● Aim of the task: Copy each line of the following material that has the string "name".
──────
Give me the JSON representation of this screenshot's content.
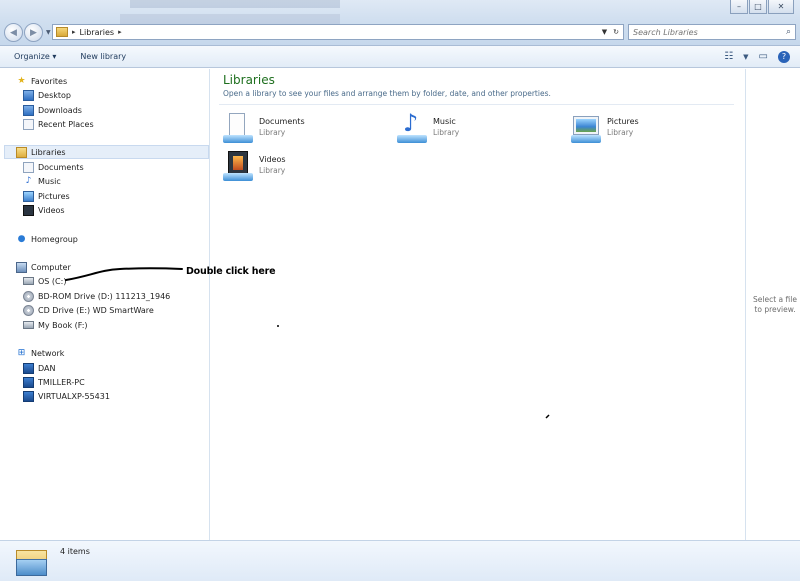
{
  "address_bar": {
    "breadcrumb": [
      "Libraries"
    ],
    "search_placeholder": "Search Libraries"
  },
  "toolbar": {
    "organize_label": "Organize",
    "new_library_label": "New library"
  },
  "navigation": {
    "favorites": {
      "label": "Favorites",
      "items": [
        "Desktop",
        "Downloads",
        "Recent Places"
      ]
    },
    "libraries": {
      "label": "Libraries",
      "items": [
        "Documents",
        "Music",
        "Pictures",
        "Videos"
      ]
    },
    "homegroup": {
      "label": "Homegroup"
    },
    "computer": {
      "label": "Computer",
      "items": [
        "OS (C:)",
        "BD-ROM Drive (D:) 111213_1946",
        "CD Drive (E:) WD SmartWare",
        "My Book (F:)"
      ]
    },
    "network": {
      "label": "Network",
      "items": [
        "DAN",
        "TMILLER-PC",
        "VIRTUALXP-55431"
      ]
    }
  },
  "content": {
    "title": "Libraries",
    "subtitle": "Open a library to see your files and arrange them by folder, date, and other properties.",
    "libraries": [
      {
        "name": "Documents",
        "kind": "Library",
        "icon": "documents-library-icon"
      },
      {
        "name": "Music",
        "kind": "Library",
        "icon": "music-library-icon"
      },
      {
        "name": "Pictures",
        "kind": "Library",
        "icon": "pictures-library-icon"
      },
      {
        "name": "Videos",
        "kind": "Library",
        "icon": "videos-library-icon"
      }
    ]
  },
  "preview": {
    "message": "Select a file to preview."
  },
  "status": {
    "item_count": "4 items"
  },
  "annotation": {
    "text": "Double click here"
  },
  "colors": {
    "title_green": "#1e6f1e",
    "selection": "#e5eef9",
    "toolbar_text": "#1e395b"
  }
}
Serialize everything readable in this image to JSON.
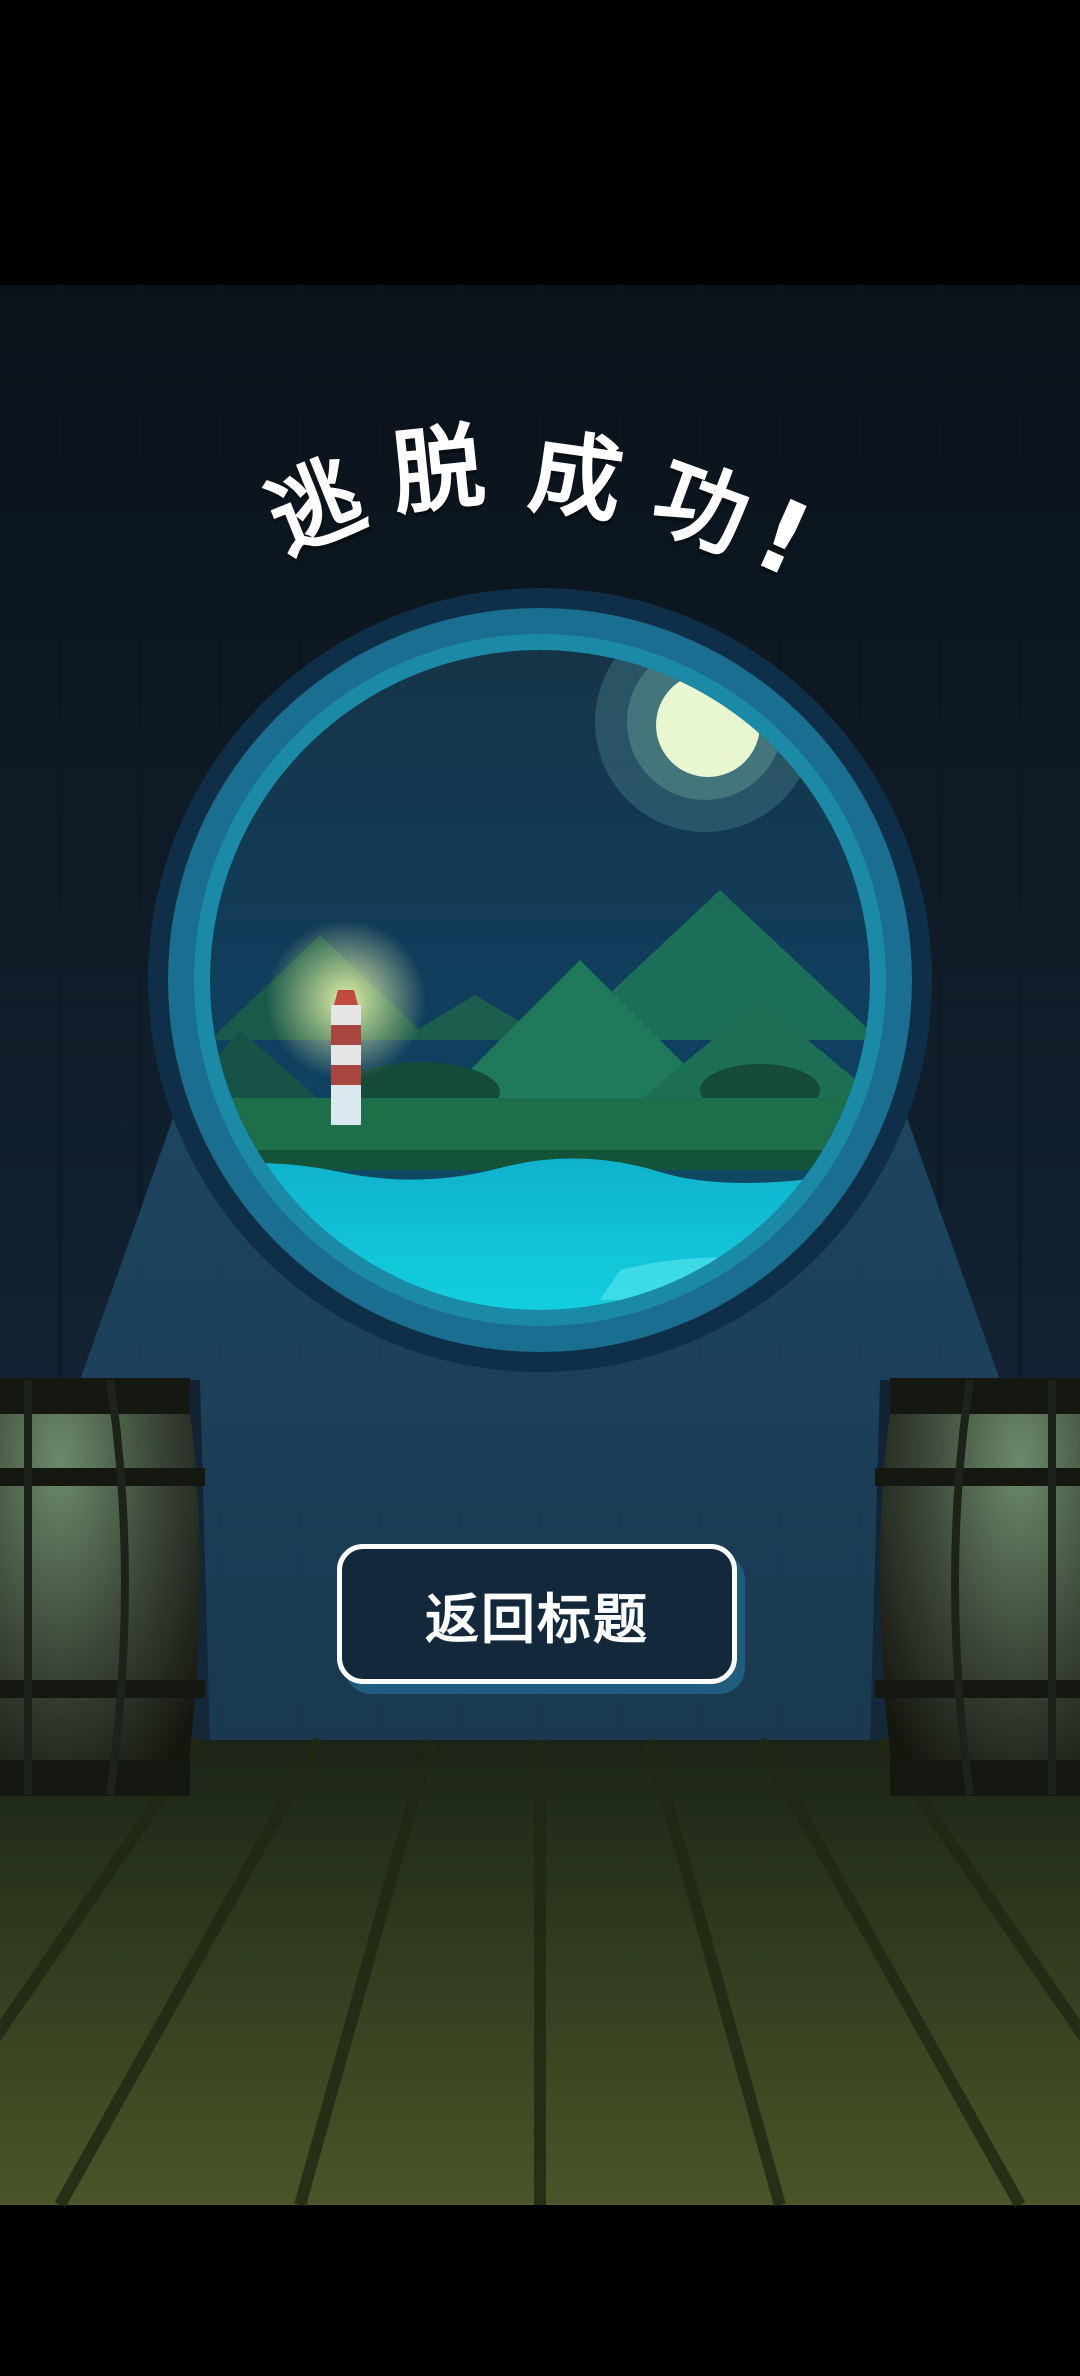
{
  "screen": {
    "title_chars": [
      "逃",
      "脱",
      "成",
      "功",
      "!"
    ],
    "return_button_label": "返回标题"
  },
  "colors": {
    "wall": "#11202c",
    "floor": "#3f4a26",
    "porthole_ring": "#1a6f90",
    "water": "#13c9dc",
    "moon": "#e9f7d0",
    "button_bg": "#13283a",
    "button_border": "#ffffff"
  },
  "icons": [
    "moon-icon",
    "lighthouse-icon",
    "barrel-icon"
  ]
}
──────
● Solution:
        "name": "Documents",
        "name": "Music",
        "name": "Pictures",
        "name": "Videos",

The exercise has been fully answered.